# WHAT THE EXERCISE ASKS:
Check each line of the material below for the string "title", then report how many lines have it, and nothing else.

# DATA:
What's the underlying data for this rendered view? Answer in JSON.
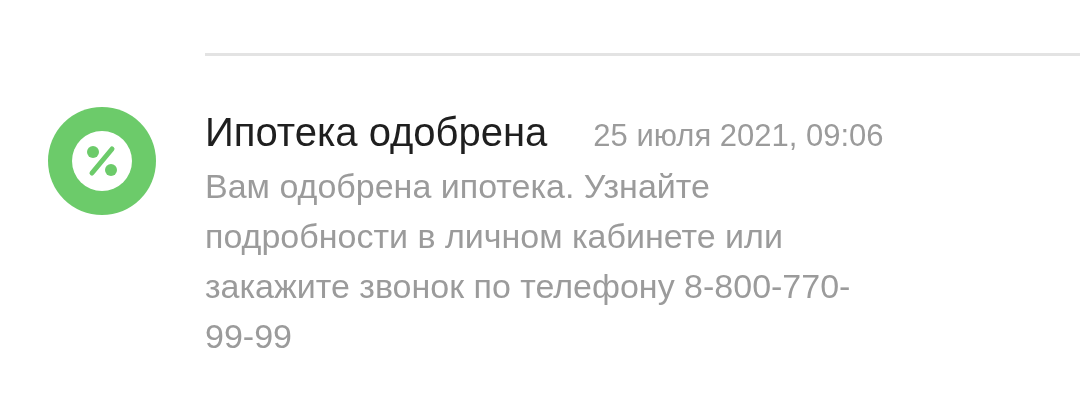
{
  "notification": {
    "title": "Ипотека одобрена",
    "time": "25 июля 2021, 09:06",
    "message": "Вам одобрена ипотека. Узнайте подробности в личном кабинете или закажите звонок по телефону 8-800-770-99-99"
  }
}
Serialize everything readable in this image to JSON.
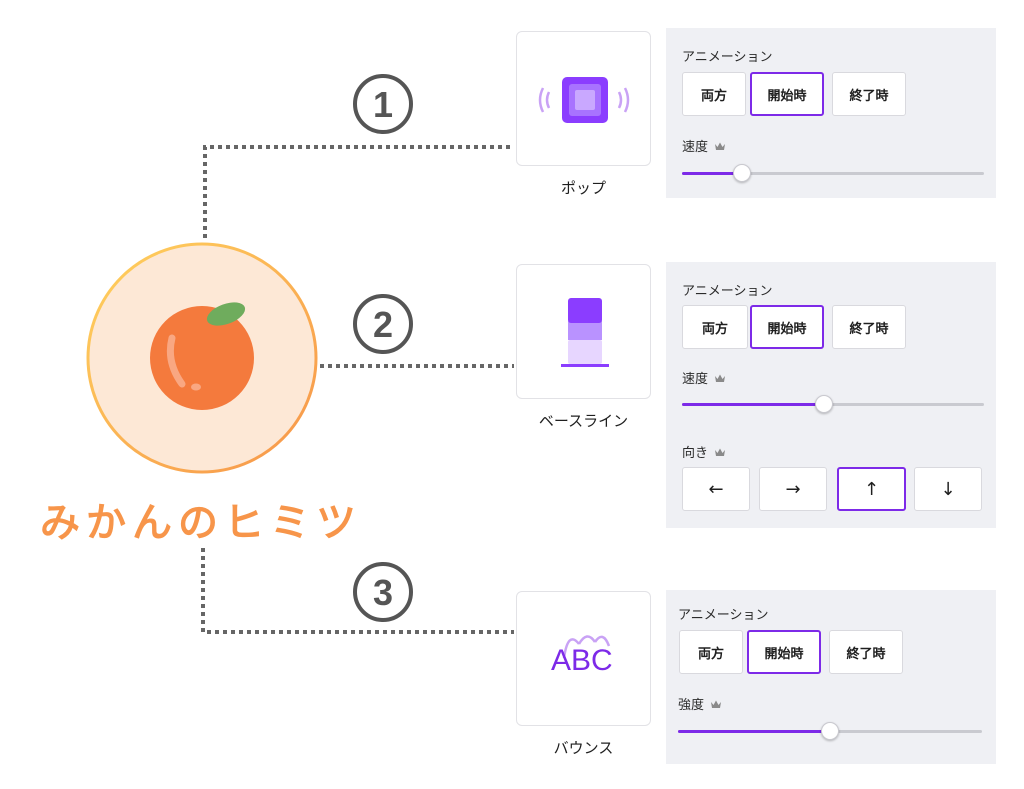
{
  "hero": {
    "title": "みかんのヒミツ",
    "icon": "tangerine-icon"
  },
  "steps": [
    {
      "number": "①",
      "thumb_label": "ポップ",
      "thumb_icon": "pop-animation-icon",
      "animation_label": "アニメーション",
      "options": [
        "両方",
        "開始時",
        "終了時"
      ],
      "selected_option": "開始時",
      "slider_label": "速度",
      "slider_value_fraction": 0.2
    },
    {
      "number": "②",
      "thumb_label": "ベースライン",
      "thumb_icon": "baseline-animation-icon",
      "animation_label": "アニメーション",
      "options": [
        "両方",
        "開始時",
        "終了時"
      ],
      "selected_option": "開始時",
      "slider_label": "速度",
      "slider_value_fraction": 0.47,
      "direction_label": "向き",
      "directions": [
        "←",
        "→",
        "↑",
        "↓"
      ],
      "selected_direction": "↑"
    },
    {
      "number": "③",
      "thumb_label": "バウンス",
      "thumb_icon": "bounce-animation-icon",
      "thumb_text": "ABC",
      "animation_label": "アニメーション",
      "options": [
        "両方",
        "開始時",
        "終了時"
      ],
      "selected_option": "開始時",
      "slider_label": "強度",
      "slider_value_fraction": 0.5
    }
  ],
  "colors": {
    "accent": "#7d2ae8",
    "orange": "#f7954a",
    "panel_bg": "#eff0f4",
    "connector": "#666666"
  }
}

# TASK RESPONSE:
2